**YOUR ASSIGNMENT**.
All records below should be repeated exactly, with the pictures left out.

(DATA FOR THIS EXERCISE begins)

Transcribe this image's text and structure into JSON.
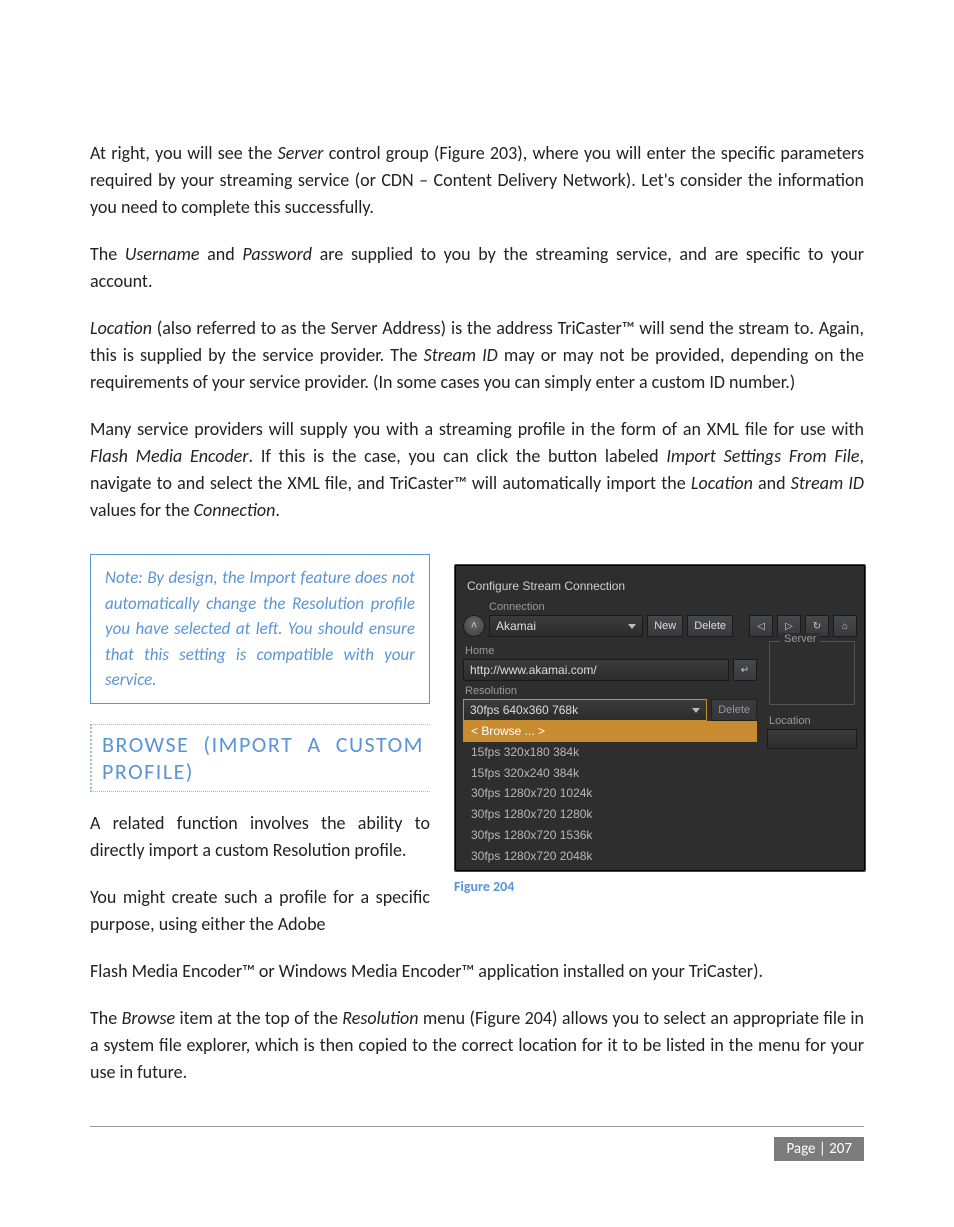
{
  "body": {
    "p1a": "At right, you will see the ",
    "p1b": "Server",
    "p1c": " control group (Figure 203), where you will enter the specific parameters required by your streaming service (or CDN – Content Delivery Network).  Let's consider the information you need to complete this successfully.",
    "p2a": "The ",
    "p2b": "Username",
    "p2c": " and ",
    "p2d": "Password",
    "p2e": " are supplied to you by the streaming service, and are specific to your account.",
    "p3a": " Location",
    "p3b": " (also referred to as the Server Address) is the address TriCaster™ will send the stream to.  Again, this is supplied by the service provider.  The ",
    "p3c": "Stream ID",
    "p3d": " may or may not be provided, depending on the requirements of your service provider.  (In some cases you can simply enter a custom ID number.)",
    "p4a": "Many service providers will supply you with a streaming profile in the form of an XML file for use with ",
    "p4b": "Flash Media Encoder",
    "p4c": ".  If this is the case, you can click the button labeled ",
    "p4d": "Import Settings From File",
    "p4e": ", navigate to and select the XML file, and TriCaster™ will automatically import the ",
    "p4f": "Location",
    "p4g": " and ",
    "p4h": "Stream ID",
    "p4i": " values for the ",
    "p4j": "Connection",
    "p4k": ".",
    "note": "Note:  By design, the Import feature does not automatically change the Resolution profile you have selected at left.  You should ensure that this setting is compatible with your service.",
    "h2": "BROWSE (IMPORT A CUSTOM PROFILE)",
    "p5a": "A related function involves the ability to directly import a custom ",
    "p5b": "Resolution",
    "p5c": " profile.",
    "p6": "You might create such a profile for a specific purpose, using either the Adobe",
    "p6cont": "Flash Media Encoder™ or Windows Media Encoder™ application installed on your TriCaster).",
    "p7a": "The ",
    "p7b": "Browse",
    "p7c": " item at the top of the ",
    "p7d": "Resolution",
    "p7e": " menu (Figure 204) allows you to select an appropriate file in a system file explorer, which is then copied to the correct location for it to be listed in the menu for your use in future.",
    "figcaption": "Figure 204",
    "page": "Page | 207"
  },
  "shot": {
    "title": "Configure Stream Connection",
    "conn_group": "Connection",
    "conn_value": "Akamai",
    "btn_new": "New",
    "btn_delete": "Delete",
    "home_label": "Home",
    "home_value": "http://www.akamai.com/",
    "res_label": "Resolution",
    "res_value": "30fps 640x360 768k",
    "res_delete": "Delete",
    "server_group": "Server",
    "location_label": "Location",
    "menu": {
      "browse": "< Browse ... >",
      "items": [
        "15fps 320x180 384k",
        "15fps 320x240 384k",
        "30fps 1280x720 1024k",
        "30fps 1280x720 1280k",
        "30fps 1280x720 1536k",
        "30fps 1280x720 2048k"
      ]
    }
  }
}
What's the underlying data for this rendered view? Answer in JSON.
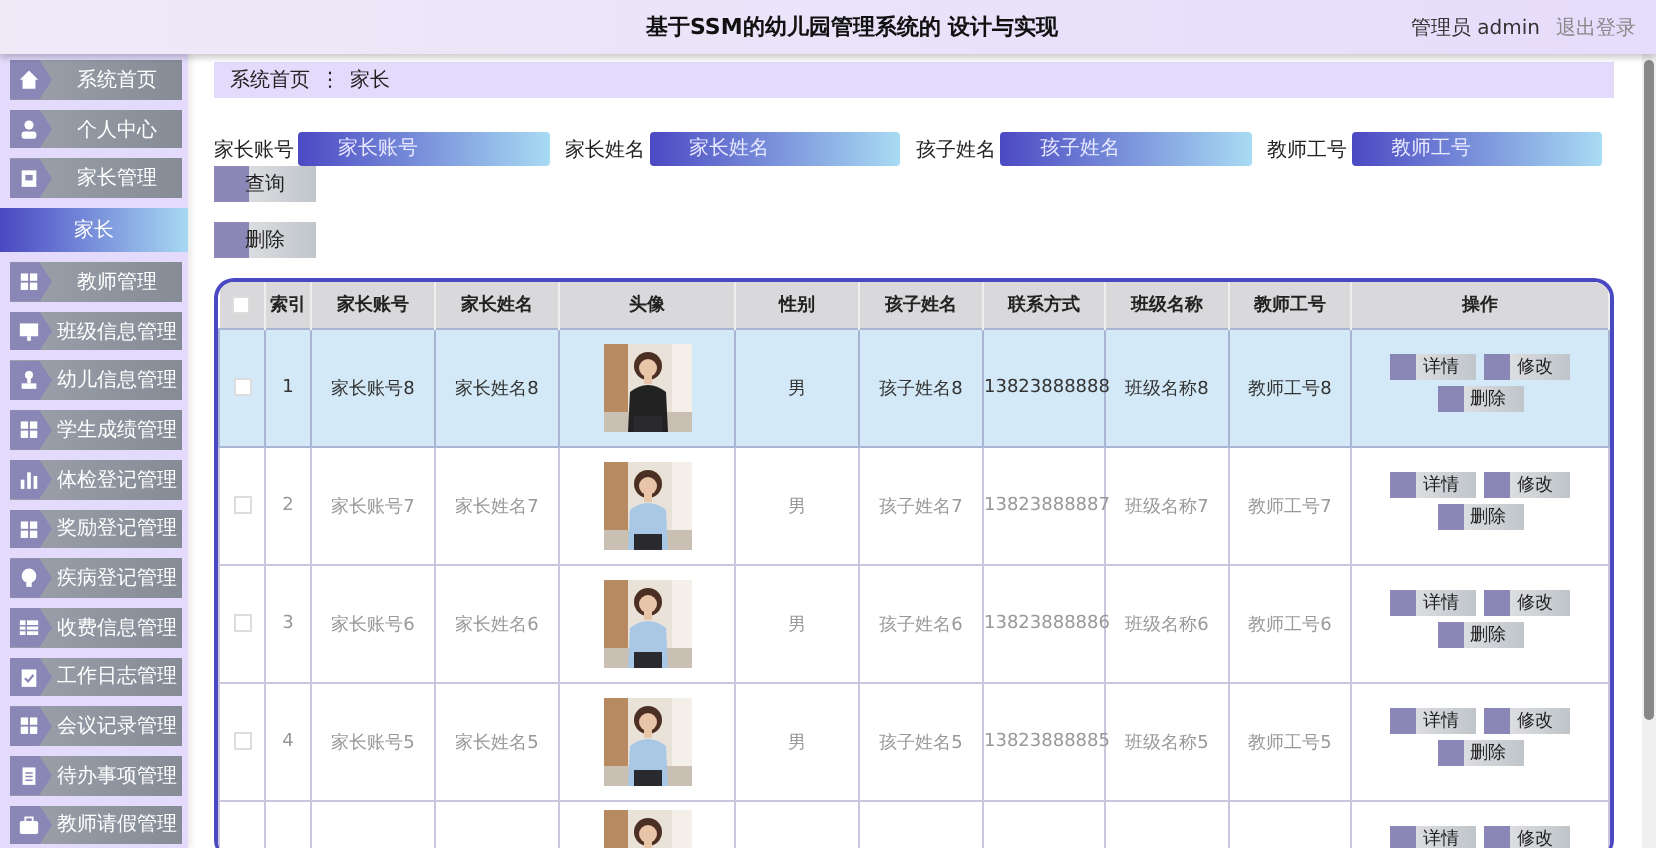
{
  "header": {
    "title": "基于SSM的幼儿园管理系统的 设计与实现",
    "user": "管理员 admin",
    "logout": "退出登录"
  },
  "sidebar": {
    "items": [
      {
        "label": "系统首页",
        "selected": false
      },
      {
        "label": "个人中心",
        "selected": false
      },
      {
        "label": "家长管理",
        "selected": false
      },
      {
        "label": "家长",
        "selected": true
      },
      {
        "label": "教师管理",
        "selected": false
      },
      {
        "label": "班级信息管理",
        "selected": false
      },
      {
        "label": "幼儿信息管理",
        "selected": false
      },
      {
        "label": "学生成绩管理",
        "selected": false
      },
      {
        "label": "体检登记管理",
        "selected": false
      },
      {
        "label": "奖励登记管理",
        "selected": false
      },
      {
        "label": "疾病登记管理",
        "selected": false
      },
      {
        "label": "收费信息管理",
        "selected": false
      },
      {
        "label": "工作日志管理",
        "selected": false
      },
      {
        "label": "会议记录管理",
        "selected": false
      },
      {
        "label": "待办事项管理",
        "selected": false
      },
      {
        "label": "教师请假管理",
        "selected": false
      }
    ]
  },
  "breadcrumb": [
    "系统首页",
    "⋮",
    "家长"
  ],
  "search": {
    "fields": [
      {
        "label": "家长账号",
        "placeholder": "家长账号"
      },
      {
        "label": "家长姓名",
        "placeholder": "家长姓名"
      },
      {
        "label": "孩子姓名",
        "placeholder": "孩子姓名"
      },
      {
        "label": "教师工号",
        "placeholder": "教师工号"
      }
    ],
    "query_button": "查询",
    "delete_button": "删除"
  },
  "table": {
    "select_all_checked": false,
    "columns": [
      "索引",
      "家长账号",
      "家长姓名",
      "头像",
      "性别",
      "孩子姓名",
      "联系方式",
      "班级名称",
      "教师工号",
      "操作"
    ],
    "rows": [
      {
        "selected": true,
        "checked": false,
        "index": "1",
        "account": "家长账号8",
        "name": "家长姓名8",
        "gender": "男",
        "child": "孩子姓名8",
        "phone": "13823888888",
        "class": "班级名称8",
        "teacher": "教师工号8",
        "actions": [
          "详情",
          "修改",
          "删除"
        ]
      },
      {
        "selected": false,
        "checked": false,
        "index": "2",
        "account": "家长账号7",
        "name": "家长姓名7",
        "gender": "男",
        "child": "孩子姓名7",
        "phone": "13823888887",
        "class": "班级名称7",
        "teacher": "教师工号7",
        "actions": [
          "详情",
          "修改",
          "删除"
        ]
      },
      {
        "selected": false,
        "checked": false,
        "index": "3",
        "account": "家长账号6",
        "name": "家长姓名6",
        "gender": "男",
        "child": "孩子姓名6",
        "phone": "13823888886",
        "class": "班级名称6",
        "teacher": "教师工号6",
        "actions": [
          "详情",
          "修改",
          "删除"
        ]
      },
      {
        "selected": false,
        "checked": false,
        "index": "4",
        "account": "家长账号5",
        "name": "家长姓名5",
        "gender": "男",
        "child": "孩子姓名5",
        "phone": "13823888885",
        "class": "班级名称5",
        "teacher": "教师工号5",
        "actions": [
          "详情",
          "修改",
          "删除"
        ]
      },
      {
        "selected": false,
        "actions": [
          "详情",
          "修改"
        ]
      }
    ]
  }
}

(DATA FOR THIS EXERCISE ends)

**SOLUTION**.
Transcribe this image's text and structure into JSON.
{
  "body": {
    "p1a": "At right, you will see the ",
    "p1b": "Server",
    "p1c": " control group (Figure 203), where you will enter the specific parameters required by your streaming service (or CDN – Content Delivery Network).  Let's consider the information you need to complete this successfully.",
    "p2a": "The ",
    "p2b": "Username",
    "p2c": " and ",
    "p2d": "Password",
    "p2e": " are supplied to you by the streaming service, and are specific to your account.",
    "p3a": " Location",
    "p3b": " (also referred to as the Server Address) is the address TriCaster™ will send the stream to.  Again, this is supplied by the service provider.  The ",
    "p3c": "Stream ID",
    "p3d": " may or may not be provided, depending on the requirements of your service provider.  (In some cases you can simply enter a custom ID number.)",
    "p4a": "Many service providers will supply you with a streaming profile in the form of an XML file for use with ",
    "p4b": "Flash Media Encoder",
    "p4c": ".  If this is the case, you can click the button labeled ",
    "p4d": "Import Settings From File",
    "p4e": ", navigate to and select the XML file, and TriCaster™ will automatically import the ",
    "p4f": "Location",
    "p4g": " and ",
    "p4h": "Stream ID",
    "p4i": " values for the ",
    "p4j": "Connection",
    "p4k": ".",
    "note": "Note:  By design, the Import feature does not automatically change the Resolution profile you have selected at left.  You should ensure that this setting is compatible with your service.",
    "h2": "BROWSE (IMPORT A CUSTOM PROFILE)",
    "p5a": "A related function involves the ability to directly import a custom ",
    "p5b": "Resolution",
    "p5c": " profile.",
    "p6": "You might create such a profile for a specific purpose, using either the Adobe",
    "p6cont": "Flash Media Encoder™ or Windows Media Encoder™ application installed on your TriCaster).",
    "p7a": "The ",
    "p7b": "Browse",
    "p7c": " item at the top of the ",
    "p7d": "Resolution",
    "p7e": " menu (Figure 204) allows you to select an appropriate file in a system file explorer, which is then copied to the correct location for it to be listed in the menu for your use in future.",
    "figcaption": "Figure 204",
    "page": "Page | 207"
  },
  "shot": {
    "title": "Configure Stream Connection",
    "conn_group": "Connection",
    "conn_value": "Akamai",
    "btn_new": "New",
    "btn_delete": "Delete",
    "home_label": "Home",
    "home_value": "http://www.akamai.com/",
    "res_label": "Resolution",
    "res_value": "30fps 640x360 768k",
    "res_delete": "Delete",
    "server_group": "Server",
    "location_label": "Location",
    "menu": {
      "browse": "< Browse ... >",
      "items": [
        "15fps 320x180 384k",
        "15fps 320x240 384k",
        "30fps 1280x720 1024k",
        "30fps 1280x720 1280k",
        "30fps 1280x720 1536k",
        "30fps 1280x720 2048k"
      ]
    }
  }
}
What's the underlying data for this rendered view? Answer in JSON.
{
  "header": {
    "title": "基于SSM的幼儿园管理系统的 设计与实现",
    "user": "管理员 admin",
    "logout": "退出登录"
  },
  "sidebar": {
    "items": [
      {
        "label": "系统首页",
        "selected": false
      },
      {
        "label": "个人中心",
        "selected": false
      },
      {
        "label": "家长管理",
        "selected": false
      },
      {
        "label": "家长",
        "selected": true
      },
      {
        "label": "教师管理",
        "selected": false
      },
      {
        "label": "班级信息管理",
        "selected": false
      },
      {
        "label": "幼儿信息管理",
        "selected": false
      },
      {
        "label": "学生成绩管理",
        "selected": false
      },
      {
        "label": "体检登记管理",
        "selected": false
      },
      {
        "label": "奖励登记管理",
        "selected": false
      },
      {
        "label": "疾病登记管理",
        "selected": false
      },
      {
        "label": "收费信息管理",
        "selected": false
      },
      {
        "label": "工作日志管理",
        "selected": false
      },
      {
        "label": "会议记录管理",
        "selected": false
      },
      {
        "label": "待办事项管理",
        "selected": false
      },
      {
        "label": "教师请假管理",
        "selected": false
      }
    ]
  },
  "breadcrumb": [
    "系统首页",
    "⋮",
    "家长"
  ],
  "search": {
    "fields": [
      {
        "label": "家长账号",
        "placeholder": "家长账号"
      },
      {
        "label": "家长姓名",
        "placeholder": "家长姓名"
      },
      {
        "label": "孩子姓名",
        "placeholder": "孩子姓名"
      },
      {
        "label": "教师工号",
        "placeholder": "教师工号"
      }
    ],
    "query_button": "查询",
    "delete_button": "删除"
  },
  "table": {
    "select_all_checked": false,
    "columns": [
      "索引",
      "家长账号",
      "家长姓名",
      "头像",
      "性别",
      "孩子姓名",
      "联系方式",
      "班级名称",
      "教师工号",
      "操作"
    ],
    "rows": [
      {
        "selected": true,
        "checked": false,
        "index": "1",
        "account": "家长账号8",
        "name": "家长姓名8",
        "gender": "男",
        "child": "孩子姓名8",
        "phone": "13823888888",
        "class": "班级名称8",
        "teacher": "教师工号8",
        "actions": [
          "详情",
          "修改",
          "删除"
        ]
      },
      {
        "selected": false,
        "checked": false,
        "index": "2",
        "account": "家长账号7",
        "name": "家长姓名7",
        "gender": "男",
        "child": "孩子姓名7",
        "phone": "13823888887",
        "class": "班级名称7",
        "teacher": "教师工号7",
        "actions": [
          "详情",
          "修改",
          "删除"
        ]
      },
      {
        "selected": false,
        "checked": false,
        "index": "3",
        "account": "家长账号6",
        "name": "家长姓名6",
        "gender": "男",
        "child": "孩子姓名6",
        "phone": "13823888886",
        "class": "班级名称6",
        "teacher": "教师工号6",
        "actions": [
          "详情",
          "修改",
          "删除"
        ]
      },
      {
        "selected": false,
        "checked": false,
        "index": "4",
        "account": "家长账号5",
        "name": "家长姓名5",
        "gender": "男",
        "child": "孩子姓名5",
        "phone": "13823888885",
        "class": "班级名称5",
        "teacher": "教师工号5",
        "actions": [
          "详情",
          "修改",
          "删除"
        ]
      },
      {
        "selected": false,
        "actions": [
          "详情",
          "修改"
        ]
      }
    ]
  }
}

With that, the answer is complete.